Subscribe in a reader

Or enter your email address below to subscribe by email to the ExodusMD Blog! You'll receive notice when a new post is written.

Indiana University Medical Center Magazine - Connections

  

Originally published in Indiana University Medical Center Magazine - Connections section

Richard M. Moss, M.D. Jasper, Indiana

AS YOU STEP INTO THE WAITING ROOM of otolaryngologist Richard M. Moss, M.D., in Jasper, Indiana, you see Far Eastern travel mementos in a glass case, a photo album of adventures in Asia on a coffee table and an Indiana University School of Medicine diploma hanging on a wall. Photographs Dr. Moss took of the Himalayas, the Taj Mahal and Japan grace the walls of this office he opened in 1991.

Raised in a tough neighborhood in Bronx, New York, Dr. Moss was the fourth son of five boys born to Matilda and Harold Moss. "Books were my refuge," the doctor states. Dr. Moss credits his mother for his career in medicine. "She has a great passion for life. Despite everything, she taught me to love reading at an early age - and to value education."

After 14 years of studying, testing, and nights and weekends on call, he toyed with the idea of leaving the country to work in Asia. "To live abroad and see the world, and treat disease at its worst! I saw this as a chance to reinvent myself," he remembers. Still, practice offers enticed him with financial security. On the other hand, the young doctor thought, "Go now. Otherwise, you'll never have the chance!"

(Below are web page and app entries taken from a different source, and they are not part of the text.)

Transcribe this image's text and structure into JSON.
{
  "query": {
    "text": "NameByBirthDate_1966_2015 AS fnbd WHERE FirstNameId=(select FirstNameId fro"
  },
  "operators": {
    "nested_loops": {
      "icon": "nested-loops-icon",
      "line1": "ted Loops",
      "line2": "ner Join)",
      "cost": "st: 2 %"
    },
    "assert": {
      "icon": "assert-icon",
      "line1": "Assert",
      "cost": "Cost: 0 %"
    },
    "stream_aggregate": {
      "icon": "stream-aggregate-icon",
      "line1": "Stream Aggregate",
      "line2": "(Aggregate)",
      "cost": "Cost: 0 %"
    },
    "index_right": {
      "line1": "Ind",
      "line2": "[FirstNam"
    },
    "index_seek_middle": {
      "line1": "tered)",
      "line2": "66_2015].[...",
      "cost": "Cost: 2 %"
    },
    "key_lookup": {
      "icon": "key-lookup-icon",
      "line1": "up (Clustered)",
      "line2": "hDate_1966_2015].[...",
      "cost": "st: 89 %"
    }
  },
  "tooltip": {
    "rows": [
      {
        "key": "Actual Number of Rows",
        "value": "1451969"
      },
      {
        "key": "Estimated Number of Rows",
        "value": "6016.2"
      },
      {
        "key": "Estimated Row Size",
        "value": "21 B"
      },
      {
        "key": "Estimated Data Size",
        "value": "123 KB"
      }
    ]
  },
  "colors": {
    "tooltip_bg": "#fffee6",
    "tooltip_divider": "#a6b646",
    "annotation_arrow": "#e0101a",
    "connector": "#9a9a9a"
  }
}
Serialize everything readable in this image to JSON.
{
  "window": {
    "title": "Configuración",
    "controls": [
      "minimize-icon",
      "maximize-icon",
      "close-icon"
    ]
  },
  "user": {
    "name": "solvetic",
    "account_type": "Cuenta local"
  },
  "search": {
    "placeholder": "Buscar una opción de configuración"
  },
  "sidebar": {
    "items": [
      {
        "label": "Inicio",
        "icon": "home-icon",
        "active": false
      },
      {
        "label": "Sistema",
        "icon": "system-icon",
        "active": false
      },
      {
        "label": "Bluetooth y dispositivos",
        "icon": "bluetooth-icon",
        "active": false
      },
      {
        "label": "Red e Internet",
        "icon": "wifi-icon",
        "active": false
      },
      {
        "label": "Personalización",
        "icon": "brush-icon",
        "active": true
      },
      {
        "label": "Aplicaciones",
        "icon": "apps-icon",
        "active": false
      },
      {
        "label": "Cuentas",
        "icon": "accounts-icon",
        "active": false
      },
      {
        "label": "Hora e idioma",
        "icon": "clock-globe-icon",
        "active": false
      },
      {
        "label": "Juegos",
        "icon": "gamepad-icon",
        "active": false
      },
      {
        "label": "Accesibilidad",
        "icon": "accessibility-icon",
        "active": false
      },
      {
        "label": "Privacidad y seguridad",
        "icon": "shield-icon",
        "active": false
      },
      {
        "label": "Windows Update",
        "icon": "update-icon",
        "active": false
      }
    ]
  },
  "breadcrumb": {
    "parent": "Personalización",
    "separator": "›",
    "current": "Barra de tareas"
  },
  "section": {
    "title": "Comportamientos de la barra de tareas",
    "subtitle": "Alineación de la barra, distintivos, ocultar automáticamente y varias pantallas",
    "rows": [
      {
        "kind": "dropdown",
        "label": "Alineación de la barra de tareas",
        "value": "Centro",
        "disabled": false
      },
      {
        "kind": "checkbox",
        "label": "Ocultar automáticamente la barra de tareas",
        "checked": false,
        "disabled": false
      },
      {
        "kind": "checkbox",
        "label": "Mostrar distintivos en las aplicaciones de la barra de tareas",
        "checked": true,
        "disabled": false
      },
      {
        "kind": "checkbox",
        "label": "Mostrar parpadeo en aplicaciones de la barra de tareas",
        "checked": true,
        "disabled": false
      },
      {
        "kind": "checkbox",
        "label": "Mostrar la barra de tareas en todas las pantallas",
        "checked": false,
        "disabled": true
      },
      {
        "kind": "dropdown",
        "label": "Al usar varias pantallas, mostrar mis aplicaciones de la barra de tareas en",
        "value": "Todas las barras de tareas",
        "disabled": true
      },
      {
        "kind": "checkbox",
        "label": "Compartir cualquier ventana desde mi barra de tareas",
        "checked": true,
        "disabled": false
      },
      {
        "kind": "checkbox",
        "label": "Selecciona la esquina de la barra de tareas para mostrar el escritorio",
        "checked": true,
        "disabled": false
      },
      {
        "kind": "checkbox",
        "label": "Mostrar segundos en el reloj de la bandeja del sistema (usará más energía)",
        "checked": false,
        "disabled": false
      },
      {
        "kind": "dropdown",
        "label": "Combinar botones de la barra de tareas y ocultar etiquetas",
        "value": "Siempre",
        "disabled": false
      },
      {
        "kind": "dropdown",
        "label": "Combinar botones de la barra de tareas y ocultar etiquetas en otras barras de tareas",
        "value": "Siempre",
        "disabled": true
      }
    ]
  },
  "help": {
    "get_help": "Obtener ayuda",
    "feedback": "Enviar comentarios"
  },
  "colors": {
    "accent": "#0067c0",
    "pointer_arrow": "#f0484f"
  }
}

THE DECIDING FACTOR was a fortune cookie message he received in New York City's China-town. It read, "Do not forsake your dreams for material security." Dr. Moss laughs, "It's not every-day when one's path in life is decided by a fortune cookie."

He chose to go to Asia in 1987 because there was a great need for help with head and neck cancer patients. Dr. Moss says natives chew the seed of the betel nut plant, which they roll in a leaf with lime and a variety of syrups, flavors and spices. Smoking cigarettes, illiteracy and dependence on the super-natural also contribute to the problem.

He spent three years in Thailand, Nepal, India and Bangladesh, working as a volunteer. Dr. Moss most appreciates the respect that the people in the Far East show one another. "There's nobility in that. We should try to have nobility in our lives - whatever you do, whether you're a dishwasher or a surgeon."

In January 1989, he met his wife, Supit "Ying" Moss, R.N., in Thailand when she offered him a ride on her motor scooter. They ended up working together frequently and married live months later. Dr. Moss says that Ying saved his life in Malaysia, when he was once surrounded by a gang of Nepalese toughs. He says that they would have killed him "if not for her soothing voice and personality," convincing them that her husband was a good person and deserved to live.

"I saw myself returning to my spiritual roots in Asia. I like dealing with people who live the same way they did 500 years ago," he explains.

Three of Dr. Moss' closest friends today date back to his days as a resident in New York City. "Dr. Moss really has a genuine interest in the health care of undeserved peoples all over the world. I consider him to be a true humanitarian," Frank E. Lucente, M.D., professor and chairman of the Department of Otolaryngology at State University of New York, Health Science Center in Brooklyn, says.

Dr. Moss says that he lived in Asia for a year and a half on $2,500 that George J. Braun, M.D., New York City, loaned him. Dr. Braun describes Dr. Moss as "a really great person who also happens to be one of the best physicians. He is a very accomplished, diligent, bright and hard-working physician."

Jeffrey H. Belmont, M.D., New York City, says Dr. Moss is "energetic, inquisitive, intelligent, philosophical and unique. He questions everything around him, not just medicine."

After three years in Asia, Dr. Moss ran out of money; so he returned to the United States and started a practice in Jasper. "I am still hopelessly attached to Asia. Jasper is oddly enough the closest I can get to Asia in the U.S., because the lifestyle here still is very traditional. Family is very important here and the old ways are still revered."

Comments

  • There are no comments.
Add Comment